- What needs to be done -
For the word "血肌酐μmo", work out how many lines in the records below contain it and state that count alone.

- Provided entries -
▬▬▬▬▬▬▬▬▬▬
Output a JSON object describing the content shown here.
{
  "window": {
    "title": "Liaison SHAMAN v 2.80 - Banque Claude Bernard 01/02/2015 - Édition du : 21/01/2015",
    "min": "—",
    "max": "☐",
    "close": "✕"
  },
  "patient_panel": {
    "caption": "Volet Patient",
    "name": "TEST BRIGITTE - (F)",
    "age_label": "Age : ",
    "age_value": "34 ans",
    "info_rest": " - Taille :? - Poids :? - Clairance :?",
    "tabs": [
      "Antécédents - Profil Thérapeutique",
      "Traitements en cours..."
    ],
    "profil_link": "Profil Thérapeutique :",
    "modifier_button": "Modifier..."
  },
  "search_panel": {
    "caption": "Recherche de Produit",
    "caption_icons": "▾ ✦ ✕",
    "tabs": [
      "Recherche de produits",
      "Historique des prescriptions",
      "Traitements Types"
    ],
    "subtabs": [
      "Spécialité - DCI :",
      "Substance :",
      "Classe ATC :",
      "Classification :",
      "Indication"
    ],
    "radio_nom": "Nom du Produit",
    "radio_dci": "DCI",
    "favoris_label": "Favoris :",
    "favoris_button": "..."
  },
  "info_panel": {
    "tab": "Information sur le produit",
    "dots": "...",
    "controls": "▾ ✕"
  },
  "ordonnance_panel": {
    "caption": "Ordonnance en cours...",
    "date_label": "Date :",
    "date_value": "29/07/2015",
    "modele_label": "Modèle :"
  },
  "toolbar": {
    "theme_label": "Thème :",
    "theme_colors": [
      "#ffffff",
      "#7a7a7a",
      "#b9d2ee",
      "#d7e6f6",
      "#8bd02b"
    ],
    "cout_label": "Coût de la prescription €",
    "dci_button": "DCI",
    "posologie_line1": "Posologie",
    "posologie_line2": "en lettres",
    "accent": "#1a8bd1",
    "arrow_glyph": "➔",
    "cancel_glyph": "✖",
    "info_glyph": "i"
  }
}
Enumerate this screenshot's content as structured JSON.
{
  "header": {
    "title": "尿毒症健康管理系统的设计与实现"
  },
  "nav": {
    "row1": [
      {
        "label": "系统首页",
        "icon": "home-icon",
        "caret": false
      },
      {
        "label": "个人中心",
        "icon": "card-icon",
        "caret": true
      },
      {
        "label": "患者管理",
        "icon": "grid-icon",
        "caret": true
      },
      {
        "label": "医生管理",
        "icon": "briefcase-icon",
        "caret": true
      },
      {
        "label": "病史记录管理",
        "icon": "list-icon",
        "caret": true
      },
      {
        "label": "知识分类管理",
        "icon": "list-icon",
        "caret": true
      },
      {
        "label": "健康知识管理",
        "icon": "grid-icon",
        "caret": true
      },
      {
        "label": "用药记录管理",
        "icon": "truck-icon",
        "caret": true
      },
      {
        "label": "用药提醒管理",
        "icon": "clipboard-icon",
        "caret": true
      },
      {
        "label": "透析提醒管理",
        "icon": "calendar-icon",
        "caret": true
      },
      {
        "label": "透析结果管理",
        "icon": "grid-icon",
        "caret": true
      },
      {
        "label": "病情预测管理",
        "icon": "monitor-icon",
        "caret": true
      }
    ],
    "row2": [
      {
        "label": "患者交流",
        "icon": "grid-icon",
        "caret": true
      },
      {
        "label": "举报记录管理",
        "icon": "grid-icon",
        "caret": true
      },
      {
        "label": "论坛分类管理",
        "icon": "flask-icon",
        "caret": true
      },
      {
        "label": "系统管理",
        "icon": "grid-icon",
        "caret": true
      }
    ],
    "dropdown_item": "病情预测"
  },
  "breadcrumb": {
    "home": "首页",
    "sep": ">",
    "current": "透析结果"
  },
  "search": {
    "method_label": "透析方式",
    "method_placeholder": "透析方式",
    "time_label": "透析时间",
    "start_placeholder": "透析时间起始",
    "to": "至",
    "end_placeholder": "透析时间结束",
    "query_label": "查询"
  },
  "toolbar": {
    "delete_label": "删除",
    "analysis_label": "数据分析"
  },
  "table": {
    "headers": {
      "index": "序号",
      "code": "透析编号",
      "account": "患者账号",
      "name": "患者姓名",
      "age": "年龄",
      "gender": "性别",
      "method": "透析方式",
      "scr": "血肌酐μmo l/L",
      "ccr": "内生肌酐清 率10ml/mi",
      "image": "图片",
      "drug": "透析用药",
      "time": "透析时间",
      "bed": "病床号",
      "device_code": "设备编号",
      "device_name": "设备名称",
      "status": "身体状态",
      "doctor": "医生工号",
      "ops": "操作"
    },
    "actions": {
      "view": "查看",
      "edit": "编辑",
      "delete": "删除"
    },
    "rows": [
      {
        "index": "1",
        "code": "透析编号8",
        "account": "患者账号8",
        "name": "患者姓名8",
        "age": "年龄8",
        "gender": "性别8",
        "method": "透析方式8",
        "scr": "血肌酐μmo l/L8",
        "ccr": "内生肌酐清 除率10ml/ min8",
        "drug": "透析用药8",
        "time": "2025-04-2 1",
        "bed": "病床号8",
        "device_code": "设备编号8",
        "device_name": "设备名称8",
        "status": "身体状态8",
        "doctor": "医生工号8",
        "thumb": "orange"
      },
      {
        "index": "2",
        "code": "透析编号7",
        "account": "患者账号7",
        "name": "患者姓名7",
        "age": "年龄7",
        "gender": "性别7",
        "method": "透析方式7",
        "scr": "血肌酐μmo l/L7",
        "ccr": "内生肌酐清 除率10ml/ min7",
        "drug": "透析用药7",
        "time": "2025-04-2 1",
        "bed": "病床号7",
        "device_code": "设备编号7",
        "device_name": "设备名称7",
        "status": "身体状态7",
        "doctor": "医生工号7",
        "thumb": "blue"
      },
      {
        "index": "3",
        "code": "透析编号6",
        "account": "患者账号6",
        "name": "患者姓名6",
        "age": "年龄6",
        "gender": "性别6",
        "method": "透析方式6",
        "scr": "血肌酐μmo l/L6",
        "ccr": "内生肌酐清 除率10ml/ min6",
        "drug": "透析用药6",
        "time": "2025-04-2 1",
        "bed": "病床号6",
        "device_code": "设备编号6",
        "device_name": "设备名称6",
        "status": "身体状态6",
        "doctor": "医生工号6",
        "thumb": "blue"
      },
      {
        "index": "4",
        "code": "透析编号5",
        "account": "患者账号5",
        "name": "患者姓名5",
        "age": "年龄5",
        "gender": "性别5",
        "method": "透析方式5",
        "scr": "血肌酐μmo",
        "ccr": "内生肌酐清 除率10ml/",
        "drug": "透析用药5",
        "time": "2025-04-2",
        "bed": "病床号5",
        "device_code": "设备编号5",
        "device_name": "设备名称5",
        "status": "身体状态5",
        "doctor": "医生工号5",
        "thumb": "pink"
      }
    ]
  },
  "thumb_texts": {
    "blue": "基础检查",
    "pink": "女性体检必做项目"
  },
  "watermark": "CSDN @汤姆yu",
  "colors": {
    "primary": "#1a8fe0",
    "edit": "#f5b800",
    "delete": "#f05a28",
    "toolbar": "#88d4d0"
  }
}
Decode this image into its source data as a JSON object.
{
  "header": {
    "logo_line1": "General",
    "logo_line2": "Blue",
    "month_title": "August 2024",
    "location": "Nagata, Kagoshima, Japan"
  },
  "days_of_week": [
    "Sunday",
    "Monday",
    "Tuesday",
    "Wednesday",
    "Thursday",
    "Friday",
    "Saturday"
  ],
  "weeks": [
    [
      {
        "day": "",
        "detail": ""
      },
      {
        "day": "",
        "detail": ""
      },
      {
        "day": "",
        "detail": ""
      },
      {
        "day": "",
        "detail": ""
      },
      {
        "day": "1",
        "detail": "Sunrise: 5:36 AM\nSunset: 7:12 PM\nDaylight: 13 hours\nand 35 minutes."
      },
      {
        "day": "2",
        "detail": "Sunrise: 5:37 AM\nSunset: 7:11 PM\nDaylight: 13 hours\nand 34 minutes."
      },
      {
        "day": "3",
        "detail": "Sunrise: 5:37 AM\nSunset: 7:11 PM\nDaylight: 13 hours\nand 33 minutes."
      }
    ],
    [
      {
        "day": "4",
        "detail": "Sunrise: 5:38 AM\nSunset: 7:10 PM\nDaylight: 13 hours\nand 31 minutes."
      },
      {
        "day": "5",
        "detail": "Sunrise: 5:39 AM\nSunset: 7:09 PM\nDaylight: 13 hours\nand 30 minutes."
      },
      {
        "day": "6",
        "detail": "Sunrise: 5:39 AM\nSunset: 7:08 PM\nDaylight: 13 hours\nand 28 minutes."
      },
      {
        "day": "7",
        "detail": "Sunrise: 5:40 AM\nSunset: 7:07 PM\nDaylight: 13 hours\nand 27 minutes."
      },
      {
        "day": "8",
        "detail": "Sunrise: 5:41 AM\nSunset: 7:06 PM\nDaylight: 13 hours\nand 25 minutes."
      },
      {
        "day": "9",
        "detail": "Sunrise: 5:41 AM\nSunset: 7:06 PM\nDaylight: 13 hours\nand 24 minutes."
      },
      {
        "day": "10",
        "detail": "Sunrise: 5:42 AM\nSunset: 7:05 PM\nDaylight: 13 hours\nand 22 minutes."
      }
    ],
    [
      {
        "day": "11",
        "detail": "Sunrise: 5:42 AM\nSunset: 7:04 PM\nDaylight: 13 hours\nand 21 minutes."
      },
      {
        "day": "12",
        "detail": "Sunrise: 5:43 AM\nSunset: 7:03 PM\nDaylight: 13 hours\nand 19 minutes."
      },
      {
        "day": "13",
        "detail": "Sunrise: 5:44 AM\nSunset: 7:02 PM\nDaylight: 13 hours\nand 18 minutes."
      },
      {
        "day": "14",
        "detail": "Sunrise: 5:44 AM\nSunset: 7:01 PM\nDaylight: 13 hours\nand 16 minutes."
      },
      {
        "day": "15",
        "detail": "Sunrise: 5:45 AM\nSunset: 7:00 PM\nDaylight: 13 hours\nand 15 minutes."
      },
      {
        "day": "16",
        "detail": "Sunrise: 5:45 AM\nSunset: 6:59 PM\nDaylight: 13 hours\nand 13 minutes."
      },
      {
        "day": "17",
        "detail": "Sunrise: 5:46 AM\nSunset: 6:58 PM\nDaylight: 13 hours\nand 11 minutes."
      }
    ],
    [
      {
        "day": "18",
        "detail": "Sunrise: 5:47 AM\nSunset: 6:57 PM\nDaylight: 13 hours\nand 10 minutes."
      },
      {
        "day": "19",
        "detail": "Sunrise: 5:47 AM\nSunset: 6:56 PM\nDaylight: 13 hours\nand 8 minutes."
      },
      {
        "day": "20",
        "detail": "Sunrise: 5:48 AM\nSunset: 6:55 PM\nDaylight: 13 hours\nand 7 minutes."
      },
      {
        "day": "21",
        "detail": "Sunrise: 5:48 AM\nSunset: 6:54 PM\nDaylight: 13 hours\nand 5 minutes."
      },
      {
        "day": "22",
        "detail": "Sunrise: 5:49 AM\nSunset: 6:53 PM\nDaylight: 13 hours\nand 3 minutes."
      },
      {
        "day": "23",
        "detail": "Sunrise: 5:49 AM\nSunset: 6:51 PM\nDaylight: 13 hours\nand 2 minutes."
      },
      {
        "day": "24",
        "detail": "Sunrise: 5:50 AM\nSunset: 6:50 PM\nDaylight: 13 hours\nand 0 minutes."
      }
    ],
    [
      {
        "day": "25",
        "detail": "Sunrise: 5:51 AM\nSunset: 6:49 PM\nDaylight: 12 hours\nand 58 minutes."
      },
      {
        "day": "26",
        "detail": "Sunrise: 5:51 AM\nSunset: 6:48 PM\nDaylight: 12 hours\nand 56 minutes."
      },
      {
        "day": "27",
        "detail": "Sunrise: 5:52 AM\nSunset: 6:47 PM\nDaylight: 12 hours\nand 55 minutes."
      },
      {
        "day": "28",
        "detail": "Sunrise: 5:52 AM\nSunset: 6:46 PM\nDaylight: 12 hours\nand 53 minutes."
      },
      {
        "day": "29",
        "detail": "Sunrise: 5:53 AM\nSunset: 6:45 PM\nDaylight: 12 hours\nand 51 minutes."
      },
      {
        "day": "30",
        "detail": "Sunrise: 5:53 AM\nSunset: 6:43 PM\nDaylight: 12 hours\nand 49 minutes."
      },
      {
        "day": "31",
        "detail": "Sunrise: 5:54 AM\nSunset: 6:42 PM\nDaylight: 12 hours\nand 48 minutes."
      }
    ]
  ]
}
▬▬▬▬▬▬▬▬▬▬
- Exercise output -
5